:: EXERCISE PROMPT ::
Write back every record verbatim.

:: MATERIAL SUPPLIED ::
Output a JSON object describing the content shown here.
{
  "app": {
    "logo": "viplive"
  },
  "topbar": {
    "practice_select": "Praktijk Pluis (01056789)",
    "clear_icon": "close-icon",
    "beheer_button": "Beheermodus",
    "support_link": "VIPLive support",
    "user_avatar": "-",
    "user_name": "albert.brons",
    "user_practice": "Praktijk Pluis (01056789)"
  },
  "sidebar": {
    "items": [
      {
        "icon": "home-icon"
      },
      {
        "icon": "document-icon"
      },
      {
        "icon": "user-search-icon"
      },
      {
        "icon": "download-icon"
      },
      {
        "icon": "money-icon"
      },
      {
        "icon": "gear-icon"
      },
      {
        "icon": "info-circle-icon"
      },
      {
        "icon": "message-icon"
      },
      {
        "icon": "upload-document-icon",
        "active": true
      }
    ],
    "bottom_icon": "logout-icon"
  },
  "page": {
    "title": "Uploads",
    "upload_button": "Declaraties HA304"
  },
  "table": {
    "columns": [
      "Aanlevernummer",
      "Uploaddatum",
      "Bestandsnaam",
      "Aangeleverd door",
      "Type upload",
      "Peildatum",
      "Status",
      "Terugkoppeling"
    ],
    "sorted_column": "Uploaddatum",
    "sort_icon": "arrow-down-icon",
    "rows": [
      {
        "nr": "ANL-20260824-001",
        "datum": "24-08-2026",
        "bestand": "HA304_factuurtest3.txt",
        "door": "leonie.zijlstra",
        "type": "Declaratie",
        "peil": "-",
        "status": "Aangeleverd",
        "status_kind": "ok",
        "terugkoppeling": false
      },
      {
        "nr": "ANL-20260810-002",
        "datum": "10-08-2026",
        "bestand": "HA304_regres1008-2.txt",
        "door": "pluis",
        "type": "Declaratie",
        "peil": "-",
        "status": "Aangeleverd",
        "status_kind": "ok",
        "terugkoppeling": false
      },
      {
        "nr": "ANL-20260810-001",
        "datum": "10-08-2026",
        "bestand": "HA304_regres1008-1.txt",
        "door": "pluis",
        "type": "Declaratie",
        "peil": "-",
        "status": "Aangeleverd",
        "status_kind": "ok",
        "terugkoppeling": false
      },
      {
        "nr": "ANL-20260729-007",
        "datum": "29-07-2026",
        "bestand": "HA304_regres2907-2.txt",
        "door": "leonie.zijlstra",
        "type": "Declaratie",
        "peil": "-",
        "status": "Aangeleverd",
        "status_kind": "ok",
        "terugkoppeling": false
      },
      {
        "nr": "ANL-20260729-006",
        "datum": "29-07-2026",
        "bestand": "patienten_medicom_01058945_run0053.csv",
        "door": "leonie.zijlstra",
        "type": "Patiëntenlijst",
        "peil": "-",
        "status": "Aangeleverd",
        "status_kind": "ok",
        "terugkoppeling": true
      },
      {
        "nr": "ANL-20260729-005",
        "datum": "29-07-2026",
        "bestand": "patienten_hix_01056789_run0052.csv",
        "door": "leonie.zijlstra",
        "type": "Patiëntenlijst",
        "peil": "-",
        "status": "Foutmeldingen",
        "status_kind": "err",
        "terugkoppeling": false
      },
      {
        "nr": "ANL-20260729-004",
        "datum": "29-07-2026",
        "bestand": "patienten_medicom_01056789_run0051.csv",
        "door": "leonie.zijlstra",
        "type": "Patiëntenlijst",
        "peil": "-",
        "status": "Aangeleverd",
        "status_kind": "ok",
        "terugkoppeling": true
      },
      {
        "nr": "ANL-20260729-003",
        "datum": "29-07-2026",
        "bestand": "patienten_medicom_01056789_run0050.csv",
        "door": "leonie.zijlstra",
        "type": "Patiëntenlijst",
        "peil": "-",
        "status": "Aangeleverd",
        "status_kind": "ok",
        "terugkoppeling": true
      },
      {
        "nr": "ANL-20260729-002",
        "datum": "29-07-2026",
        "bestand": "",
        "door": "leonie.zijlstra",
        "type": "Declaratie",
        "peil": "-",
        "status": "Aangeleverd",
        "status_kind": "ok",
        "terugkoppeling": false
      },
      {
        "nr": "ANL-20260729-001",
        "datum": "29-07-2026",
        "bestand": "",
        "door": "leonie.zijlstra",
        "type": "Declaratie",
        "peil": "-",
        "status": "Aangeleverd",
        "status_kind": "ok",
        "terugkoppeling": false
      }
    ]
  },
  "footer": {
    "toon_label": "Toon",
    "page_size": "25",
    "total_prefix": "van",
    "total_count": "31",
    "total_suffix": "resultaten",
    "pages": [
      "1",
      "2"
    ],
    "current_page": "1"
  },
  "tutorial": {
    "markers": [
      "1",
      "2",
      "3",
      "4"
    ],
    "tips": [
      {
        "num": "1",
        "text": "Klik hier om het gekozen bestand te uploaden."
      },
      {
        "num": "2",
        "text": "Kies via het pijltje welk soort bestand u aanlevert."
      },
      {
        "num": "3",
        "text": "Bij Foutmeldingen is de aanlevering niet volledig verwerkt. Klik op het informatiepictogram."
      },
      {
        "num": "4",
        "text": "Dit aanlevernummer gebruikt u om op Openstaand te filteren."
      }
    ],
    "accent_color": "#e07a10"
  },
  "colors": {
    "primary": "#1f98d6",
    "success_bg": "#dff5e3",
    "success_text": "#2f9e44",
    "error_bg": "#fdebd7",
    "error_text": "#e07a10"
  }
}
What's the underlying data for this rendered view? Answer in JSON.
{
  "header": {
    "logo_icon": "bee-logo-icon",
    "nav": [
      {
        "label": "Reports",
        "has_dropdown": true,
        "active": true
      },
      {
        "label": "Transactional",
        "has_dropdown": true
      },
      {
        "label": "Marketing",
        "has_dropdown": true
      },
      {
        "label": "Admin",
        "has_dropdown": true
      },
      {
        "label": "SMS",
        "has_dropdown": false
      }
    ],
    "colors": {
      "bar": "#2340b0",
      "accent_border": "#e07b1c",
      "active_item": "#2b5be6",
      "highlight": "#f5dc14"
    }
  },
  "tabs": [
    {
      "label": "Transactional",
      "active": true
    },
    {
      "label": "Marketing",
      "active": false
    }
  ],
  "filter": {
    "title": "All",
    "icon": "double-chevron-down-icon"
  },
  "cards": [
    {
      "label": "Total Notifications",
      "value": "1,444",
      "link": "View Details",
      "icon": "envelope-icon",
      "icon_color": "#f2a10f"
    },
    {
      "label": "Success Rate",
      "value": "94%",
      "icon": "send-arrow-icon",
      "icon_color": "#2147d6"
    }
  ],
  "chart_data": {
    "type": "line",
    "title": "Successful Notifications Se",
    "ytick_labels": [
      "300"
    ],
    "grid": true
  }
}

:: OUTPUT ::
Output a JSON object describing the content shown here.
{
  "app": {
    "logo": "viplive"
  },
  "topbar": {
    "practice_select": "Praktijk Pluis (01056789)",
    "clear_icon": "close-icon",
    "beheer_button": "Beheermodus",
    "support_link": "VIPLive support",
    "user_avatar": "-",
    "user_name": "albert.brons",
    "user_practice": "Praktijk Pluis (01056789)"
  },
  "sidebar": {
    "items": [
      {
        "icon": "home-icon"
      },
      {
        "icon": "document-icon"
      },
      {
        "icon": "user-search-icon"
      },
      {
        "icon": "download-icon"
      },
      {
        "icon": "money-icon"
      },
      {
        "icon": "gear-icon"
      },
      {
        "icon": "info-circle-icon"
      },
      {
        "icon": "message-icon"
      },
      {
        "icon": "upload-document-icon",
        "active": true
      }
    ],
    "bottom_icon": "logout-icon"
  },
  "page": {
    "title": "Uploads",
    "upload_button": "Declaraties HA304"
  },
  "table": {
    "columns": [
      "Aanlevernummer",
      "Uploaddatum",
      "Bestandsnaam",
      "Aangeleverd door",
      "Type upload",
      "Peildatum",
      "Status",
      "Terugkoppeling"
    ],
    "sorted_column": "Uploaddatum",
    "sort_icon": "arrow-down-icon",
    "rows": [
      {
        "nr": "ANL-20260824-001",
        "datum": "24-08-2026",
        "bestand": "HA304_factuurtest3.txt",
        "door": "leonie.zijlstra",
        "type": "Declaratie",
        "peil": "-",
        "status": "Aangeleverd",
        "status_kind": "ok",
        "terugkoppeling": false
      },
      {
        "nr": "ANL-20260810-002",
        "datum": "10-08-2026",
        "bestand": "HA304_regres1008-2.txt",
        "door": "pluis",
        "type": "Declaratie",
        "peil": "-",
        "status": "Aangeleverd",
        "status_kind": "ok",
        "terugkoppeling": false
      },
      {
        "nr": "ANL-20260810-001",
        "datum": "10-08-2026",
        "bestand": "HA304_regres1008-1.txt",
        "door": "pluis",
        "type": "Declaratie",
        "peil": "-",
        "status": "Aangeleverd",
        "status_kind": "ok",
        "terugkoppeling": false
      },
      {
        "nr": "ANL-20260729-007",
        "datum": "29-07-2026",
        "bestand": "HA304_regres2907-2.txt",
        "door": "leonie.zijlstra",
        "type": "Declaratie",
        "peil": "-",
        "status": "Aangeleverd",
        "status_kind": "ok",
        "terugkoppeling": false
      },
      {
        "nr": "ANL-20260729-006",
        "datum": "29-07-2026",
        "bestand": "patienten_medicom_01058945_run0053.csv",
        "door": "leonie.zijlstra",
        "type": "Patiëntenlijst",
        "peil": "-",
        "status": "Aangeleverd",
        "status_kind": "ok",
        "terugkoppeling": true
      },
      {
        "nr": "ANL-20260729-005",
        "datum": "29-07-2026",
        "bestand": "patienten_hix_01056789_run0052.csv",
        "door": "leonie.zijlstra",
        "type": "Patiëntenlijst",
        "peil": "-",
        "status": "Foutmeldingen",
        "status_kind": "err",
        "terugkoppeling": false
      },
      {
        "nr": "ANL-20260729-004",
        "datum": "29-07-2026",
        "bestand": "patienten_medicom_01056789_run0051.csv",
        "door": "leonie.zijlstra",
        "type": "Patiëntenlijst",
        "peil": "-",
        "status": "Aangeleverd",
        "status_kind": "ok",
        "terugkoppeling": true
      },
      {
        "nr": "ANL-20260729-003",
        "datum": "29-07-2026",
        "bestand": "patienten_medicom_01056789_run0050.csv",
        "door": "leonie.zijlstra",
        "type": "Patiëntenlijst",
        "peil": "-",
        "status": "Aangeleverd",
        "status_kind": "ok",
        "terugkoppeling": true
      },
      {
        "nr": "ANL-20260729-002",
        "datum": "29-07-2026",
        "bestand": "",
        "door": "leonie.zijlstra",
        "type": "Declaratie",
        "peil": "-",
        "status": "Aangeleverd",
        "status_kind": "ok",
        "terugkoppeling": false
      },
      {
        "nr": "ANL-20260729-001",
        "datum": "29-07-2026",
        "bestand": "",
        "door": "leonie.zijlstra",
        "type": "Declaratie",
        "peil": "-",
        "status": "Aangeleverd",
        "status_kind": "ok",
        "terugkoppeling": false
      }
    ]
  },
  "footer": {
    "toon_label": "Toon",
    "page_size": "25",
    "total_prefix": "van",
    "total_count": "31",
    "total_suffix": "resultaten",
    "pages": [
      "1",
      "2"
    ],
    "current_page": "1"
  },
  "tutorial": {
    "markers": [
      "1",
      "2",
      "3",
      "4"
    ],
    "tips": [
      {
        "num": "1",
        "text": "Klik hier om het gekozen bestand te uploaden."
      },
      {
        "num": "2",
        "text": "Kies via het pijltje welk soort bestand u aanlevert."
      },
      {
        "num": "3",
        "text": "Bij Foutmeldingen is de aanlevering niet volledig verwerkt. Klik op het informatiepictogram."
      },
      {
        "num": "4",
        "text": "Dit aanlevernummer gebruikt u om op Openstaand te filteren."
      }
    ],
    "accent_color": "#e07a10"
  },
  "colors": {
    "primary": "#1f98d6",
    "success_bg": "#dff5e3",
    "success_text": "#2f9e44",
    "error_bg": "#fdebd7",
    "error_text": "#e07a10"
  }
}
What's the underlying data for this rendered view? Answer in JSON.
{
  "header": {
    "logo_icon": "bee-logo-icon",
    "nav": [
      {
        "label": "Reports",
        "has_dropdown": true,
        "active": true
      },
      {
        "label": "Transactional",
        "has_dropdown": true
      },
      {
        "label": "Marketing",
        "has_dropdown": true
      },
      {
        "label": "Admin",
        "has_dropdown": true
      },
      {
        "label": "SMS",
        "has_dropdown": false
      }
    ],
    "colors": {
      "bar": "#2340b0",
      "accent_border": "#e07b1c",
      "active_item": "#2b5be6",
      "highlight": "#f5dc14"
    }
  },
  "tabs": [
    {
      "label": "Transactional",
      "active": true
    },
    {
      "label": "Marketing",
      "active": false
    }
  ],
  "filter": {
    "title": "All",
    "icon": "double-chevron-down-icon"
  },
  "cards": [
    {
      "label": "Total Notifications",
      "value": "1,444",
      "link": "View Details",
      "icon": "envelope-icon",
      "icon_color": "#f2a10f"
    },
    {
      "label": "Success Rate",
      "value": "94%",
      "icon": "send-arrow-icon",
      "icon_color": "#2147d6"
    }
  ],
  "chart_data": {
    "type": "line",
    "title": "Successful Notifications Se",
    "ytick_labels": [
      "300"
    ],
    "grid": true
  }
}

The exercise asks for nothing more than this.